Work task =
Note each line in the data holding the string "drop" and report it.

Provided entries =

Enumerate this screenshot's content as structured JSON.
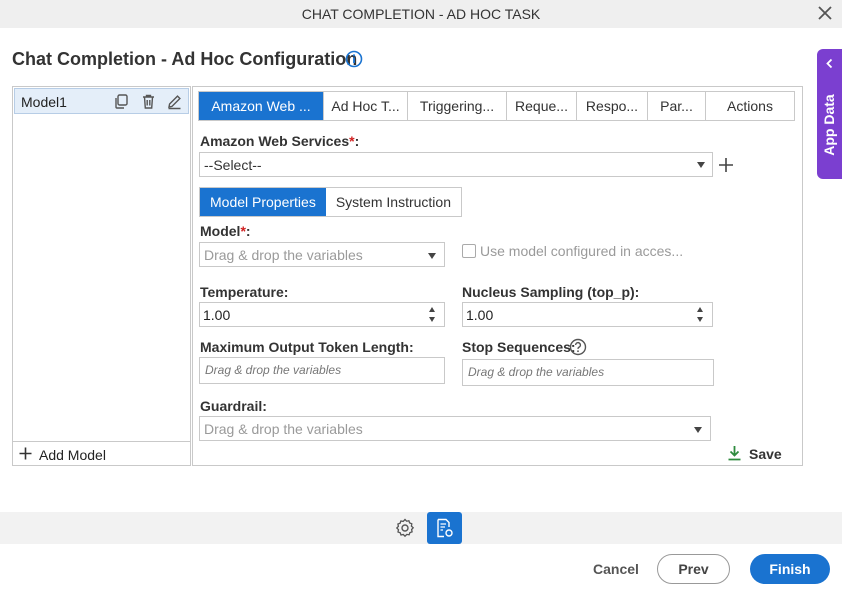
{
  "window": {
    "title": "CHAT COMPLETION - AD HOC TASK"
  },
  "page": {
    "heading": "Chat Completion - Ad Hoc Configuration"
  },
  "app_data_tab": {
    "label": "App Data"
  },
  "models": {
    "items": [
      {
        "name": "Model1"
      }
    ],
    "add_label": "Add Model"
  },
  "tabs": [
    {
      "label": "Amazon Web ...",
      "active": true
    },
    {
      "label": "Ad Hoc T..."
    },
    {
      "label": "Triggering..."
    },
    {
      "label": "Reque..."
    },
    {
      "label": "Respo..."
    },
    {
      "label": "Par..."
    },
    {
      "label": "Actions"
    }
  ],
  "aws": {
    "label": "Amazon Web Services",
    "required_mark": "*",
    "suffix": ":",
    "value": "--Select--"
  },
  "subtabs": [
    {
      "label": "Model Properties",
      "active": true
    },
    {
      "label": "System Instruction"
    }
  ],
  "form": {
    "model_label": "Model",
    "model_required": "*",
    "model_suffix": ":",
    "model_placeholder": "Drag & drop the variables",
    "use_model_checkbox": "Use model configured in acces...",
    "temperature_label": "Temperature:",
    "temperature_value": "1.00",
    "top_p_label": "Nucleus Sampling (top_p):",
    "top_p_value": "1.00",
    "max_tokens_label": "Maximum Output Token Length:",
    "max_tokens_placeholder": "Drag & drop the variables",
    "stop_seq_label": "Stop Sequences:",
    "stop_seq_placeholder": "Drag & drop the variables",
    "guardrail_label": "Guardrail:",
    "guardrail_placeholder": "Drag & drop the variables",
    "save_label": "Save"
  },
  "footer": {
    "cancel": "Cancel",
    "prev": "Prev",
    "finish": "Finish"
  },
  "colors": {
    "accent": "#1a73d0",
    "app_data": "#7b3fd0",
    "save_icon": "#2e8b3e",
    "required": "#d02020"
  }
}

Task response =
    "model_placeholder": "Drag & drop the variables",
    "max_tokens_placeholder": "Drag & drop the variables",
    "stop_seq_placeholder": "Drag & drop the variables",
    "guardrail_placeholder": "Drag & drop the variables",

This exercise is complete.